To improve overall capacity and reduce congestion at the port, the Ghanaian government in December signed a memorandum of understanding (MoU) for the $1bn expansion of Tema Port with APM Terminals, part of the shipping and oil company AP Moller-Maersk and Africa’s largest port and terminal operator. The agreement involves an investment of more than $1bn by Meridian Port Services (MPS), in which APM Terminals has a 35% stake. MPS already handles around 80% of the container traffic at Tema, where volumes reached 670,000 twenty-foot equivalent units (TEUs) in 2013.
The MoU also includes the development of four deep-water berths and other work to ensure larger vessels can use the port, as well as a new six-lane highway between Tema and Accra, according to local media reports. This should increase capacity on this major trunk route, which is currently affected by heavy traffic.
The focus on upgrading the ancillary infrastructure is crucial to reducing congestion at Ghana’s ports. Though the roads are generally in a better condition than in many West African countries, improvements are needed to support growing volumes of freight traffic – roughly 98% of which travels by truck.
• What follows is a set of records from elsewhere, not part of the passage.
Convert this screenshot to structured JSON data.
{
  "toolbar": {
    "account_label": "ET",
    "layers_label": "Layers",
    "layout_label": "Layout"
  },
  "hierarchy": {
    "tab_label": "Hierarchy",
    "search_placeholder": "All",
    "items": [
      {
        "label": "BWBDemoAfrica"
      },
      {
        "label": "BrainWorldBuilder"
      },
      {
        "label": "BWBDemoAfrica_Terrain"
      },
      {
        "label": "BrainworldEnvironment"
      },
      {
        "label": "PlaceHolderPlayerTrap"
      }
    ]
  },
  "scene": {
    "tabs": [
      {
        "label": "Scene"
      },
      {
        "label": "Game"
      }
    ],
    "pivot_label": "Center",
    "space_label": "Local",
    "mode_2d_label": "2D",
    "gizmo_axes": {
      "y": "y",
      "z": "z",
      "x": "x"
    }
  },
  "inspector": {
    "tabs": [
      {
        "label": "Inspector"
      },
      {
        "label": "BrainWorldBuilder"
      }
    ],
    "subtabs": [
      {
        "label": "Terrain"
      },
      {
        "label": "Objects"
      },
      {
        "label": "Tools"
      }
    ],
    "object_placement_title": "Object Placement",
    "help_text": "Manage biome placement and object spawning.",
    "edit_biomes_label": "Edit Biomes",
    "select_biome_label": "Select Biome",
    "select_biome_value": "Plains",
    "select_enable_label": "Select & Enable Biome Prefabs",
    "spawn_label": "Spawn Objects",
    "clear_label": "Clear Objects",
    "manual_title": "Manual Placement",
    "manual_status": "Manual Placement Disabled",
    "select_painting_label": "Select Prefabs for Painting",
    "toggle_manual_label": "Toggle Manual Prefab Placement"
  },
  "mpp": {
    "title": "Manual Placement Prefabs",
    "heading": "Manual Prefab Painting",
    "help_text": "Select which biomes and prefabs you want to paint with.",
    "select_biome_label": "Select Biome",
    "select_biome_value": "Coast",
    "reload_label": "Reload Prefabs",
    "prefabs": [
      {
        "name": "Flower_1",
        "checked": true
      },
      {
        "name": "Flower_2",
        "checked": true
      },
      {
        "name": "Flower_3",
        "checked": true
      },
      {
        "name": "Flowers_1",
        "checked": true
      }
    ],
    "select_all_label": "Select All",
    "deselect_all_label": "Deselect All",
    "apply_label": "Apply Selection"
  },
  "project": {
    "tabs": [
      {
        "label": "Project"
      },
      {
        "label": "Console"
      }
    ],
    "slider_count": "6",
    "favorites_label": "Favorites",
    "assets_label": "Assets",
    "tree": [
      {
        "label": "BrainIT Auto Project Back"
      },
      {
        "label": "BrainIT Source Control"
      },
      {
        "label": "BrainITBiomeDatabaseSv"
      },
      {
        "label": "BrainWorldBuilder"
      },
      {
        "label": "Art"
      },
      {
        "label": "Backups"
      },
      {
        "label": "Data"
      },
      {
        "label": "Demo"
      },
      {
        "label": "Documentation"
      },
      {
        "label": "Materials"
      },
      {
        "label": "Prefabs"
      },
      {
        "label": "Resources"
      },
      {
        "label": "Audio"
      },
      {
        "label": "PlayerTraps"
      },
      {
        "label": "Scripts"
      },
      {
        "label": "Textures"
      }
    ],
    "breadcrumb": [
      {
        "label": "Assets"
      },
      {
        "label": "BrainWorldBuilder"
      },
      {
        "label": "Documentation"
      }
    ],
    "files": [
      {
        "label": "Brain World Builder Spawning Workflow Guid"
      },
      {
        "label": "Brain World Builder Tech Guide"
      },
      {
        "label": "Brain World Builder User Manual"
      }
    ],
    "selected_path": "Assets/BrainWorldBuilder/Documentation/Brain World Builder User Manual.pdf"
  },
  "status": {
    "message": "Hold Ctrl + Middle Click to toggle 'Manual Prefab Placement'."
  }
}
The government spends on average 1.5% of GDP on road infrastructure, one of the highest levels in the region, according to PwC, although as the country looks to reduce spending to bring its deficit under control, that may drop slightly.
However, with work due to start on the Atuabo Free Port in the third quarter of 2015, the country is clearly working to ensure its maritime infrastructure responds to what is expected to be a continued increase in demand over the medium-term.